The paper is under peer review, and lead researchers Danuta Skowronski of the British Columbia Centre for Disease Control and Gaston De Serres of Laval University must stay mum until it's published.
Met with intense early skepticism both in Canada and abroad, the paper has since convinced several provincial health agencies to announce hasty suspensions of seasonal flu vaccinations, long-held fixtures of public-health planning.
“It has confused things very badly,” said Dr. Ethan Rubinstein, head of adult infectious diseases at the University of Manitoba. “And it has certainly cost us credibility from the public because of conflicting recommendations. Until last week, there had always been much encouragement to get the seasonal flu vaccine.”
On Sunday Quebec joined Alberta, Saskatchewan, Ontario and Nova Scotia in suspending seasonal flu shots for anyone under 65 years of age. Quebec's Health Ministry announced it would postpone vaccinations until January, clearing the autumn months for health professionals to focus on vaccinating against H1N1, which is expected to the more severe influenza strain this season.
“By the time the H1N1 wave is over, there will be ample time to vaccinate for seasonal flu,” Dr. Rubinstein said.
B.C. is expected to announce a similar suspension during a press conference Monday morning.
Other provinces, including Manitoba, are still pondering a response to the research.
New Brunswick is a lone hold-out, announcing last week it would forge ahead with seasonal flu shots for all residents in October, as originally planned.
So far, the study's impact is confined to Canada.
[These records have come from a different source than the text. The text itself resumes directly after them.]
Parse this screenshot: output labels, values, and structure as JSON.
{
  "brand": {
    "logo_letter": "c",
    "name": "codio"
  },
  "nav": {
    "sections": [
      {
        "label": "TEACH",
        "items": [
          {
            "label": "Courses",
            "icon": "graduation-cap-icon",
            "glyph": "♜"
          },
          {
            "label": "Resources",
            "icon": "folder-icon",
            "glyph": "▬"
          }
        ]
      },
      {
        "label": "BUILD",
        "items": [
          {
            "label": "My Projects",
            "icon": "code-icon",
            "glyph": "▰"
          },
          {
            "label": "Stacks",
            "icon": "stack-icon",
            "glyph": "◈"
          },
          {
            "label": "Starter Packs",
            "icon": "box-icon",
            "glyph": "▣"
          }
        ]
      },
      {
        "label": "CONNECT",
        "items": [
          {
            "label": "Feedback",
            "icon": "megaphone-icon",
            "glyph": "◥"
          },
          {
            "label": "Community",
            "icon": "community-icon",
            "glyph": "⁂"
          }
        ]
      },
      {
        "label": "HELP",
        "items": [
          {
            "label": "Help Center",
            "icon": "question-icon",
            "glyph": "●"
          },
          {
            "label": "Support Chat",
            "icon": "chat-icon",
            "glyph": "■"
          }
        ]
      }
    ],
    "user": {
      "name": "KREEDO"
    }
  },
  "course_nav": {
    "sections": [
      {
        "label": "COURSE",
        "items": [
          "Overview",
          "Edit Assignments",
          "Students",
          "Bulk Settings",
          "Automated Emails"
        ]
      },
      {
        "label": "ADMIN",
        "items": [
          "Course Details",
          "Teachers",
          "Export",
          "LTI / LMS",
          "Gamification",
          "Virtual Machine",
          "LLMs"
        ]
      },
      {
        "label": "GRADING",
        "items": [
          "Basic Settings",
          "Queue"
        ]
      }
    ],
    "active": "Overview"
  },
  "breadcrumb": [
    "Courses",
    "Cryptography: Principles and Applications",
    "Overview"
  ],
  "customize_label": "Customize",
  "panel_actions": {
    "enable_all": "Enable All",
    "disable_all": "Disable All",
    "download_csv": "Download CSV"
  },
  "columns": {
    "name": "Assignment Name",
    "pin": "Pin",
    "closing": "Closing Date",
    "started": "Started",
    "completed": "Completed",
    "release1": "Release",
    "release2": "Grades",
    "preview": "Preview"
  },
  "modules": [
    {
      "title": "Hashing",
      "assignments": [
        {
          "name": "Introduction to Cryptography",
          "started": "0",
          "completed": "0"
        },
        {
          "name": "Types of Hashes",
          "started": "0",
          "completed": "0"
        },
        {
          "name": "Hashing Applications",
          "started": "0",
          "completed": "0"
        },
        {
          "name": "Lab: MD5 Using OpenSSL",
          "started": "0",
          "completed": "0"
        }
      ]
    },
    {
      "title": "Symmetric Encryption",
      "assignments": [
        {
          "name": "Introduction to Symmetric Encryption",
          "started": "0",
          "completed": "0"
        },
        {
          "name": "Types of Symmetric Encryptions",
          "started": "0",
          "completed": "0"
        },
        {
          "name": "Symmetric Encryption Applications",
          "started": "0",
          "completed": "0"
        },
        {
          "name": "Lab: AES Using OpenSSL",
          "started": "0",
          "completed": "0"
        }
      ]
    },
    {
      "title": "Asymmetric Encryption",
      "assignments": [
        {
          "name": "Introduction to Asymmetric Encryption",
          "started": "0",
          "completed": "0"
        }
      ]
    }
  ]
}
Researchers in the U.S., Britain and Australia have not reported the same phenomenon. Marie-Paule Kieny, the World Health Organization's director of vaccine research, said last week the Canadian findings were an international anomaly and could constitute a “study bias.”
An international panel is currently scrutinizing the research data. “The review process has been expedited, so we're hoping for a response within days,” said Roy Wadia, spokesman for the B.C. Centre for Disease Control.
Dr. Rubinstein, who has read the study, said it appears sound.
“There are a large number of authors, all of them excellent and credible researchers,” he said. “And the sample size is very large – 12 or 13 million people taken from the central reporting systems in three provinces. The research is solid.”
The vaccine suspensions do not apply for people over 65. Seniors are considered more susceptible to severe seasonal flu symptoms. At the same time, they carry antibodies from a 1957 pandemic that seem to neutralize the current version of H1N1.
Even if the statistical link is proven, the medical link between seasonal flu shots and H1N1 remains mysterious. One hypothesis suggests seasonal flu vaccine preoccupies the cells that would otherwise produce antibodies against H1N1.
But, according to Dr. Rubinstein, the research shows that people who received the seasonal shot during the 2007-08 flu season remained vulnerable to swine flu well into 2009 – an interval that should provide most immune systems ample restoration time.
“We don't understand the mechanism,” Dr. Rubinstein said. “At the present time it is quite perplexing.”